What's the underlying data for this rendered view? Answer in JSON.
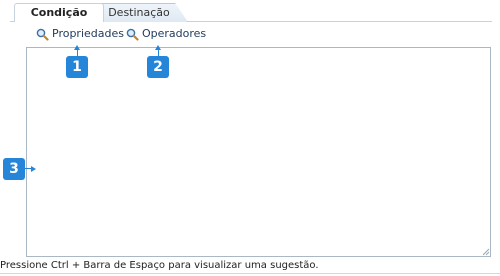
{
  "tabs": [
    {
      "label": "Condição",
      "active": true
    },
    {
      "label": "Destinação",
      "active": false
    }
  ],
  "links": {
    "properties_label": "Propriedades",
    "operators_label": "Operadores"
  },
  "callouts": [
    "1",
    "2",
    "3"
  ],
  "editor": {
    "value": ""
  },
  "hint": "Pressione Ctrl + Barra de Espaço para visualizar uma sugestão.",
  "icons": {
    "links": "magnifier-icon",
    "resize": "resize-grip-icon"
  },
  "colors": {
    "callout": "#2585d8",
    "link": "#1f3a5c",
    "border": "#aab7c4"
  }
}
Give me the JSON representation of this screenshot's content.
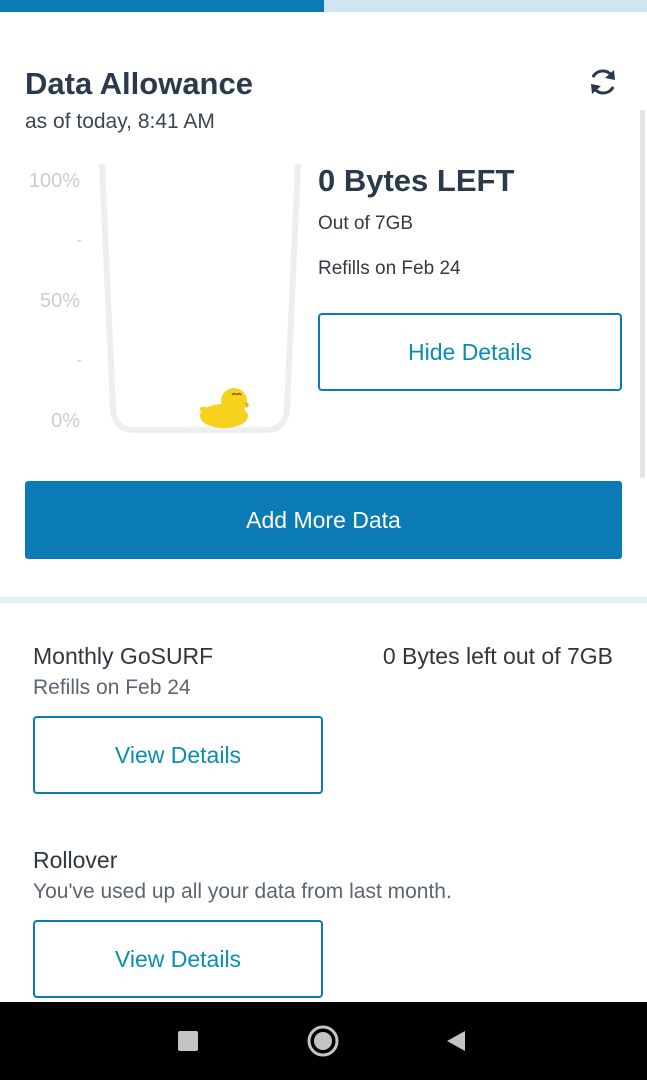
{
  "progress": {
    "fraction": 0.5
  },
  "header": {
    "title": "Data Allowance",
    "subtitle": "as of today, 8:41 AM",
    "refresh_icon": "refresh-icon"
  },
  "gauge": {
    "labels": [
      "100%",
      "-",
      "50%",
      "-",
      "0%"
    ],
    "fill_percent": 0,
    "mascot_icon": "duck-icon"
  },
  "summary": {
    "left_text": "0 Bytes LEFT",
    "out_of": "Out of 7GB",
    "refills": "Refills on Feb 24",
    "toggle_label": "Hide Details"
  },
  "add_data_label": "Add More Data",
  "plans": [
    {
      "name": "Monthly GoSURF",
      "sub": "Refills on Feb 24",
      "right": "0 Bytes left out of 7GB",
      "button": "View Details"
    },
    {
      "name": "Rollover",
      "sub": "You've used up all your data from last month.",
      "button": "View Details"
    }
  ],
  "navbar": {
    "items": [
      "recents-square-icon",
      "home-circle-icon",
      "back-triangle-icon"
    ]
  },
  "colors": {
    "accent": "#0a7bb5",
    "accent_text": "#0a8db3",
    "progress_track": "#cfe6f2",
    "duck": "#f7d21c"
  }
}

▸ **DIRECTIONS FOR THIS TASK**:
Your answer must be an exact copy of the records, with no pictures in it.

▸ **ANSWER SPACE**:
What's the underlying data for this rendered view? Answer in JSON.
{
  "tabs": [
    {
      "label": "Condição",
      "active": true
    },
    {
      "label": "Destinação",
      "active": false
    }
  ],
  "links": {
    "properties_label": "Propriedades",
    "operators_label": "Operadores"
  },
  "callouts": [
    "1",
    "2",
    "3"
  ],
  "editor": {
    "value": ""
  },
  "hint": "Pressione Ctrl + Barra de Espaço para visualizar uma sugestão.",
  "icons": {
    "links": "magnifier-icon",
    "resize": "resize-grip-icon"
  },
  "colors": {
    "callout": "#2585d8",
    "link": "#1f3a5c",
    "border": "#aab7c4"
  }
}
Give me the JSON representation of this screenshot's content.
{
  "progress": {
    "fraction": 0.5
  },
  "header": {
    "title": "Data Allowance",
    "subtitle": "as of today, 8:41 AM",
    "refresh_icon": "refresh-icon"
  },
  "gauge": {
    "labels": [
      "100%",
      "-",
      "50%",
      "-",
      "0%"
    ],
    "fill_percent": 0,
    "mascot_icon": "duck-icon"
  },
  "summary": {
    "left_text": "0 Bytes LEFT",
    "out_of": "Out of 7GB",
    "refills": "Refills on Feb 24",
    "toggle_label": "Hide Details"
  },
  "add_data_label": "Add More Data",
  "plans": [
    {
      "name": "Monthly GoSURF",
      "sub": "Refills on Feb 24",
      "right": "0 Bytes left out of 7GB",
      "button": "View Details"
    },
    {
      "name": "Rollover",
      "sub": "You've used up all your data from last month.",
      "button": "View Details"
    }
  ],
  "navbar": {
    "items": [
      "recents-square-icon",
      "home-circle-icon",
      "back-triangle-icon"
    ]
  },
  "colors": {
    "accent": "#0a7bb5",
    "accent_text": "#0a8db3",
    "progress_track": "#cfe6f2",
    "duck": "#f7d21c"
  }
}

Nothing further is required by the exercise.